Collected data entries:
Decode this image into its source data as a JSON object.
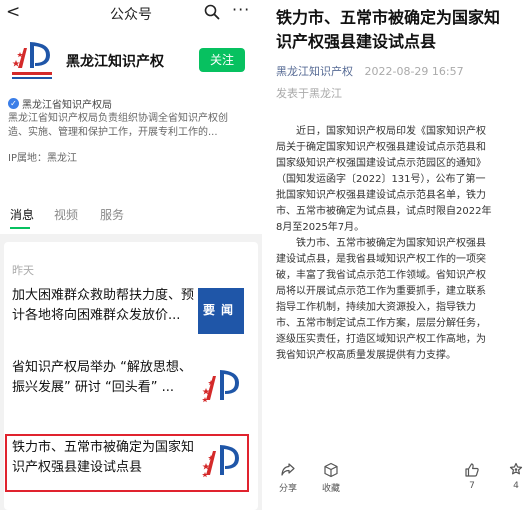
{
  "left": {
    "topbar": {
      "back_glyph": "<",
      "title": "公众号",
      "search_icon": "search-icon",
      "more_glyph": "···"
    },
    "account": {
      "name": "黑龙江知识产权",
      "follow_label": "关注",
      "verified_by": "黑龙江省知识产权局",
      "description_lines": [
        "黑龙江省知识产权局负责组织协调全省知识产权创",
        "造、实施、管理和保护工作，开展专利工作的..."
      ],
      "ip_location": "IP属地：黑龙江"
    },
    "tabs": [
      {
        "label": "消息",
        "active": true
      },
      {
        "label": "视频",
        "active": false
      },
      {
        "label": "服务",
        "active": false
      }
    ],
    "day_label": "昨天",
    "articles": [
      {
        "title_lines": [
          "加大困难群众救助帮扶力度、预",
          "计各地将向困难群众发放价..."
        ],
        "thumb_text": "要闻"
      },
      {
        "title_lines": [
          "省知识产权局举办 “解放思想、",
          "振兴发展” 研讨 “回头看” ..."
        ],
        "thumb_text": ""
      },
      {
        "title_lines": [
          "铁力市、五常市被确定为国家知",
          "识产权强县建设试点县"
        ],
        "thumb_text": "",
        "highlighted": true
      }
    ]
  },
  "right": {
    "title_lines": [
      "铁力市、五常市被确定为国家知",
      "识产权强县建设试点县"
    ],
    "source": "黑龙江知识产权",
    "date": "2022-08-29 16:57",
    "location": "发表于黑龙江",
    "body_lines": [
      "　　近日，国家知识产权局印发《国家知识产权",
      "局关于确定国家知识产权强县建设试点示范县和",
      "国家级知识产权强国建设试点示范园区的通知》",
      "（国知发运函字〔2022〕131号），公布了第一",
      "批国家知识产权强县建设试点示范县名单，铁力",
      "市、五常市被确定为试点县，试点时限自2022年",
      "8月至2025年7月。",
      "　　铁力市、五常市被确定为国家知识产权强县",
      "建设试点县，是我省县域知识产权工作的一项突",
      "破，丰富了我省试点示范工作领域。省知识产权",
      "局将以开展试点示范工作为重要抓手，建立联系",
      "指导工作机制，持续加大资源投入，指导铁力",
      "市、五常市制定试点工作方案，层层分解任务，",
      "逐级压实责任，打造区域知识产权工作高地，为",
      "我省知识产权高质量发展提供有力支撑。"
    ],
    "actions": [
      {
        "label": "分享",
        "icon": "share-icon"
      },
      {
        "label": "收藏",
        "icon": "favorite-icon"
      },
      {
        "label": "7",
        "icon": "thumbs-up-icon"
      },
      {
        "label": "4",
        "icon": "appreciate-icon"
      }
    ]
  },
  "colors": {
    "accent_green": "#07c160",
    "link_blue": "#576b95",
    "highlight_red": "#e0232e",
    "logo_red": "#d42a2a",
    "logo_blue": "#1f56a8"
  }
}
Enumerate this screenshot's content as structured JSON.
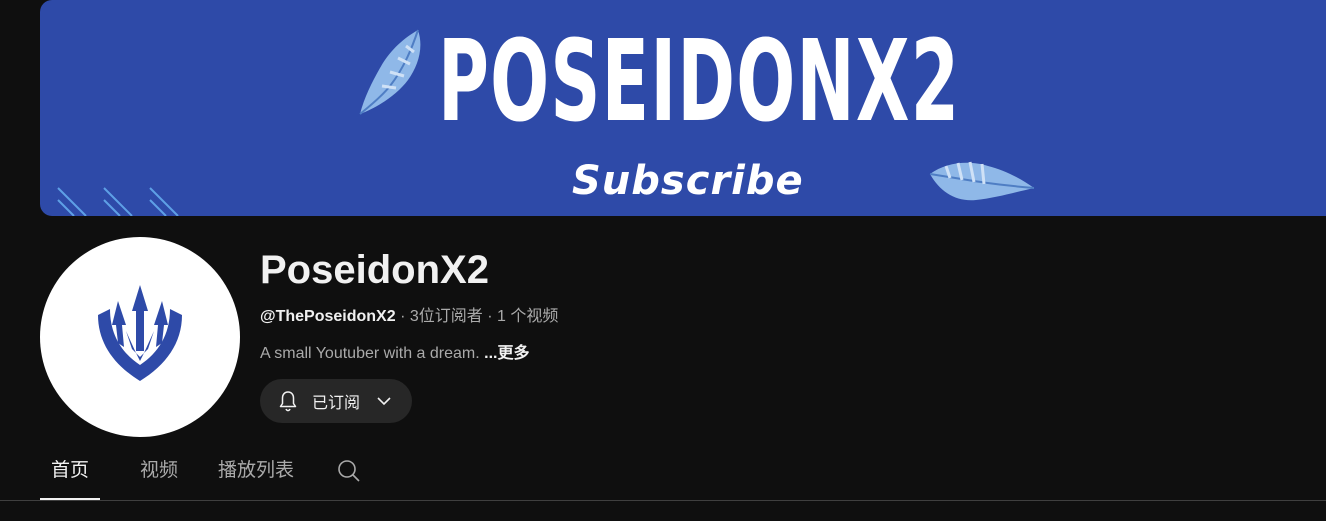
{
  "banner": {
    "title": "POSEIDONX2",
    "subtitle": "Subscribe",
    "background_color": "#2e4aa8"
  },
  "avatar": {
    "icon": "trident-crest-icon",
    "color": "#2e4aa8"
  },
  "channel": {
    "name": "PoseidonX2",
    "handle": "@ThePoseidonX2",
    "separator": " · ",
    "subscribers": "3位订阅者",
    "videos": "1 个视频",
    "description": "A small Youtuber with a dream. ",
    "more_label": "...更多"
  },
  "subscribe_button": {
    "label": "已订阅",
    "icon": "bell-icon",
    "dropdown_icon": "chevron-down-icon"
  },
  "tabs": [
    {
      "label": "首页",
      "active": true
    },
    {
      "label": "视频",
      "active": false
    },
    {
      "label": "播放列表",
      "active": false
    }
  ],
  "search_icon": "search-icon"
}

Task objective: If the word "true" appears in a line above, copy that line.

Solution below:
        "active": true
        "highlighted": true
      "active": true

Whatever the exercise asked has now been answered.